Sterling traders court peril counting on 11th-hour Brexit breakthrough
UK currency could hit floor if central banks sell off predicted £100bn over EU crash-out
A trader at CMC Markets in London: financial markets are being subjected to a daily barrage of mixed Brexit headlines.
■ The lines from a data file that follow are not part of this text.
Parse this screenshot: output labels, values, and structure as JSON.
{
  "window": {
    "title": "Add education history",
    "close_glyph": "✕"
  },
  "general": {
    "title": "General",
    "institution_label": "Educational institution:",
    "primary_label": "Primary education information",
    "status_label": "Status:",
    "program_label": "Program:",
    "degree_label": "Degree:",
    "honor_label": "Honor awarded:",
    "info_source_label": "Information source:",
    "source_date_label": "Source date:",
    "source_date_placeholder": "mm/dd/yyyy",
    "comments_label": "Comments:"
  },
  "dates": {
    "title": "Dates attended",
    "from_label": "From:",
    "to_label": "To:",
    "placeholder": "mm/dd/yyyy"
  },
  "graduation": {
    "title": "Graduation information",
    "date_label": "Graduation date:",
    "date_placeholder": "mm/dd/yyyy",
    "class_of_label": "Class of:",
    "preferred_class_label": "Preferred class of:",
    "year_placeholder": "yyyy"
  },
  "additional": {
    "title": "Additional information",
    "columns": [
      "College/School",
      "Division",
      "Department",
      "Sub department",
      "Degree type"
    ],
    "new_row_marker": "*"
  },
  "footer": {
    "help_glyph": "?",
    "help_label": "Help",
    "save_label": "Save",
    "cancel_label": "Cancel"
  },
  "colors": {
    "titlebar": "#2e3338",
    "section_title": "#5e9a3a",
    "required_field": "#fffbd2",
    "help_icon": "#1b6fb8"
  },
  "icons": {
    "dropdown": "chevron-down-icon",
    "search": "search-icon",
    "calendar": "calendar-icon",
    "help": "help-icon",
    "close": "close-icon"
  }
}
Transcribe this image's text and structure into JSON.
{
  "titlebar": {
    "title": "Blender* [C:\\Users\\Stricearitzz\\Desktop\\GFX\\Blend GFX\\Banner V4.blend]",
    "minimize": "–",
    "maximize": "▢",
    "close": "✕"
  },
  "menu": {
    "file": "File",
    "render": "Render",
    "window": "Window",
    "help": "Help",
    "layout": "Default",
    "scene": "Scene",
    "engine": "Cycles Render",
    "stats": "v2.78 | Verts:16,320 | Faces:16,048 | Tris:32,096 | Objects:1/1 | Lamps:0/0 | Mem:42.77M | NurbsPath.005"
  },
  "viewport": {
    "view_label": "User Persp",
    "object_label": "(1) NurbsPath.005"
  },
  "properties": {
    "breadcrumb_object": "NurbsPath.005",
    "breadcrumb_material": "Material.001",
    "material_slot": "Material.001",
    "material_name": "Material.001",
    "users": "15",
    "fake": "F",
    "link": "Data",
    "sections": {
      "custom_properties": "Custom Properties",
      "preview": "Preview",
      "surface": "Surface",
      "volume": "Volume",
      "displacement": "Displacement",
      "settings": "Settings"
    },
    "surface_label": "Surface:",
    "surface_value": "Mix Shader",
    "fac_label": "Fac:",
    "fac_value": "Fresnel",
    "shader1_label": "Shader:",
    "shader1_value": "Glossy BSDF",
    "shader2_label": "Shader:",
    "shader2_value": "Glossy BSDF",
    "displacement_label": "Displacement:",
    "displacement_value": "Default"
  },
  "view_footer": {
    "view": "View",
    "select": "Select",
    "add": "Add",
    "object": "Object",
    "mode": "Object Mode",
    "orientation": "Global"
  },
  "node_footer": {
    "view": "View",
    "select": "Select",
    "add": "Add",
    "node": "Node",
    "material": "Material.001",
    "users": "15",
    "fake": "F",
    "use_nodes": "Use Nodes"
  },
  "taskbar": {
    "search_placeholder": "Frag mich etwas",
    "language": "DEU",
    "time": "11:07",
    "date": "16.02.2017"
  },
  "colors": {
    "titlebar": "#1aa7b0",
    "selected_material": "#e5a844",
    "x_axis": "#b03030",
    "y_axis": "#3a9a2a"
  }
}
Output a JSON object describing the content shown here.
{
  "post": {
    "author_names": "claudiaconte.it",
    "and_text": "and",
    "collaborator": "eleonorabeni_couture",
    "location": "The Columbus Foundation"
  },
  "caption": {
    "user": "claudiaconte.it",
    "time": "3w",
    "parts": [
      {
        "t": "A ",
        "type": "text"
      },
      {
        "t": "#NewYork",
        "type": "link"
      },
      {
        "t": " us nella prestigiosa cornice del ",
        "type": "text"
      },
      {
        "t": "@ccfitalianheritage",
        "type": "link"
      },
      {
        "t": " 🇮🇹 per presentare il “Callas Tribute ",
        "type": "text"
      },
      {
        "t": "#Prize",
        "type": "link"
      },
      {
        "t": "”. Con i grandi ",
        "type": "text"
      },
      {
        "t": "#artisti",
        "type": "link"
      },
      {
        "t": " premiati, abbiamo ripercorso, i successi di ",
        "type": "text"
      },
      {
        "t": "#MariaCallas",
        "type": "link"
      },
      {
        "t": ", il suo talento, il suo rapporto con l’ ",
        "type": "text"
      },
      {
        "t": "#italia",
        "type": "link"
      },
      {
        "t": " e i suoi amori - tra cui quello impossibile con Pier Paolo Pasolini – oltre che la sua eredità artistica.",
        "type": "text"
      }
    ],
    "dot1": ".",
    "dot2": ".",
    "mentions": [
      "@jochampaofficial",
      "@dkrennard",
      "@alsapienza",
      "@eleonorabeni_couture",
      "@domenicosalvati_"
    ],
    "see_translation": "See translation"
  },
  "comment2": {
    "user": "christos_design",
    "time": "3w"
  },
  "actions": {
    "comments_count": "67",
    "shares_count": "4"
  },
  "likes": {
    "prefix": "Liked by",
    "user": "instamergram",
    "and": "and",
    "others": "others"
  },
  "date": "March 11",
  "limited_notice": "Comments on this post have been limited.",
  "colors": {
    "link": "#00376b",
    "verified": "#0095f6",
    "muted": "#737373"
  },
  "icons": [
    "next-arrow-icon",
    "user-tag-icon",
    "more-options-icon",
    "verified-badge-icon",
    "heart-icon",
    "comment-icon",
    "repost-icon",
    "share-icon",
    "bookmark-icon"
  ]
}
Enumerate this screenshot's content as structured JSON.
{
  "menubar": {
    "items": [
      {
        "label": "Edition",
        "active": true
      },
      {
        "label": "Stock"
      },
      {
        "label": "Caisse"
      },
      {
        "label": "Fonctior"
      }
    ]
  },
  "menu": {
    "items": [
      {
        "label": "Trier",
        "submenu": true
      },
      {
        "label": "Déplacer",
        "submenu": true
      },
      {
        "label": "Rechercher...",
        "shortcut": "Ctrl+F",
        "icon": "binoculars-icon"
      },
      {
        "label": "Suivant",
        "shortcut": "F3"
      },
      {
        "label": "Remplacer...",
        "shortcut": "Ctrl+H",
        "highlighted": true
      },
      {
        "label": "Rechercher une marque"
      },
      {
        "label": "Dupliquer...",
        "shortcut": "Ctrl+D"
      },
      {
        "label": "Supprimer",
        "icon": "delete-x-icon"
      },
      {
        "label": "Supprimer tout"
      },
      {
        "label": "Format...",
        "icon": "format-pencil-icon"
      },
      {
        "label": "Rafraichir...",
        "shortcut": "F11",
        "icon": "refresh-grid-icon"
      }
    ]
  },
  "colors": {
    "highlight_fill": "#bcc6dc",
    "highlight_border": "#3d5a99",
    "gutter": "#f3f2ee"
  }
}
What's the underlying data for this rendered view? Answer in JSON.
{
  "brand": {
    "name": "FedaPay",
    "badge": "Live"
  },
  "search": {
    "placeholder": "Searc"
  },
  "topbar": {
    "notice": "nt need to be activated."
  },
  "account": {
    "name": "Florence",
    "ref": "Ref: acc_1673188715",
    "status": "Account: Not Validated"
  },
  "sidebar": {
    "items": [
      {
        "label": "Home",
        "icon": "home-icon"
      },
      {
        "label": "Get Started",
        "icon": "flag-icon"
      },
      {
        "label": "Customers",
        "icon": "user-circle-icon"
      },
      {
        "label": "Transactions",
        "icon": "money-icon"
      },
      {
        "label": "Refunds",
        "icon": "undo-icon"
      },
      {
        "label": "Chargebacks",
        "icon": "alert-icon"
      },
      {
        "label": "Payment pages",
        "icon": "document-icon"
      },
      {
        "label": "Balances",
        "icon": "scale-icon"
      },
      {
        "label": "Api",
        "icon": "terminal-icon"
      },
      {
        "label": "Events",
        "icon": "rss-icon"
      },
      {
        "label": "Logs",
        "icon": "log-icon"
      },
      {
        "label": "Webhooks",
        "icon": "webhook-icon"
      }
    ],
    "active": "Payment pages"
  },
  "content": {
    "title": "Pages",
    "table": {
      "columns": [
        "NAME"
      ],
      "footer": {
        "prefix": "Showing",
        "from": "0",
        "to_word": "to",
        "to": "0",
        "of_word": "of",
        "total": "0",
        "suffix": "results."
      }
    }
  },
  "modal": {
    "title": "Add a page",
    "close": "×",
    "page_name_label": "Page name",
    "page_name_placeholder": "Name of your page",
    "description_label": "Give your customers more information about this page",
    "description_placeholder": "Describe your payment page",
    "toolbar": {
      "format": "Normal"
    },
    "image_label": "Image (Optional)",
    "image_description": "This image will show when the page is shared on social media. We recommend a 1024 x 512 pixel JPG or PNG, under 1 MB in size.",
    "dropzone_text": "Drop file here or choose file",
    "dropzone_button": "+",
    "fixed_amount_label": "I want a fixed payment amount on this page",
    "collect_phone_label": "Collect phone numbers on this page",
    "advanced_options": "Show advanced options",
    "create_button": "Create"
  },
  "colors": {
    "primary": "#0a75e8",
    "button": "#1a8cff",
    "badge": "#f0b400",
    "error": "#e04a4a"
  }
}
Photograph: Henry Nicholls/Reuters
Currency traders in London, preparing for an all-nighter on Tuesday as Theresa May’s EU withdrawal agreement was supposed to come before the UK parliament, were able to pack away their sleeping bags and cancel office pizza orders when the embattled prime minister delayed the vote, knowing she hadn’t a chance of pushing it through.
With the odds a no-deal Brexit tightening as May staggers next week into the final 100 days before the clock strikes midnight on March 29th, the divorce date, traders should make sure their plans over the coming months can be cancelled at short notice.
Remarkably, sterling, having slumped from 76.6p against the euro immediately before the Brexit referendum in June 2016 to as low as 92.6p in August last year, has traded during the course of 2018 in a relatively tight band of a few pence either side of 88p. That’s despite financial markets being subjected to a daily barrage of mixed Brexit headlines.
Of course, euro/sterling is not the best gauge. The single currency has had its own issues of late, including a standoff between Rome and Brussels over Italy’s budget and, just this week, a warning from the European Central Bank president Mario Draghi that risks to the euro-zone economy are “moving to the downside”.
Sterling’s move against the dollar has been more pronounced, falling almost 13 per cent over the past nine months to a 20-month low of $1.2487 this week.
But that doesn’t even begin to price in the prospect of a disorderly Brexit.
Economists at Bank of America Merrill Lynch have estimated that central banks alone, holding sterling as part of their foreign reserves, could dump £100 billion of the currency should the UK crash out of the EU.
The Bank of England predicted a few weeks ago that the pound could fall 25 per cent in such a scenario. It’s the kind of move you’d typically only expect to see in emerging markets, which would push sterling through parity with the dollar for the first time.
While many commentators compare such an event to “Black Wednesday” in 1992, when sterling plummeted as Britain was forced to pull out of the European Exchange Rate Mechanism, the difference is that the pound started off in the early 1990s from a position where it was widely acknowledged to be chronically overvalued.
Buttressing sterling at the moment – even as EU leaders rejected on Thursday evening May’s plea to put a time limit on the Northern Ireland backstop – is lingering chatter in Westminster and the City of London that a likely violent market reaction as the UK moves close to the cliff edge will force MPs to see the light and wave through the withdrawal agreement.
This is known as the “Tarp scenario”. It’s a reference to former US president George W Bush’s $700 billion bank bailout plan, the “troubled asset relief programme”, that was initially rejected by Congress weeks after the collapse of Lehman Brothers in September 2008. The financial markets chaos that ensured on Wall Street prompted lawmakers to back the plan on a second attempt.
There are a few problems with this theory, however, including the fact that every time sterling sells off against the dollar, it tends to boost London’s FTSE 100, given how the index is dominated by dollar-earning exporters.
But the biggest issue, however, is that as long as sterling traders cling on to the hope that the Tarp scenario will play out, the less likely it is that it will happen – until, perhaps, it is too late.
Has Elliott gatecrashed wrong drinks party?
Few things strike terror in the hearts of corporate boardrooms as much as a sign that billionaire hedge fund manager Paul Singer’s Elliott Management is building up a stake in a company. Investors, however, tend to take a different view.
Shares in French drinks giant Pernod Ricard, which acquired the Jameson Whiskey brand 30 years ago when it bought Irish Distillers, soared almost 6 per cent on Wednesday when Elliott disclosed that it owns more than 2.5 per cent of the company – days after it emerged that the fund manager had accumulated an interest in German drugmaker Bayer and was pressing for a break-up of the group.
At Pernod, Elliott is looking for “operational and governance improvements” and an increase in its profit margin to that of rival Diageo, owner of Guinness.
It’s all got Deutsche Bank analyst Andrea Pistacchi scratching his head, given that Pernod’s stock is close to all-time highs, and trading on “relatively high” earnings multiples, having outperformed Diageo over the past 12 months.
“Moreover, management has brought some change in the past few years, simplifying the organisation, reducing costs (to some extent) and the group’s operational performance is as strong as it has been in a long time,” he said.
Has Elliott gatecrashed the wrong drinks party?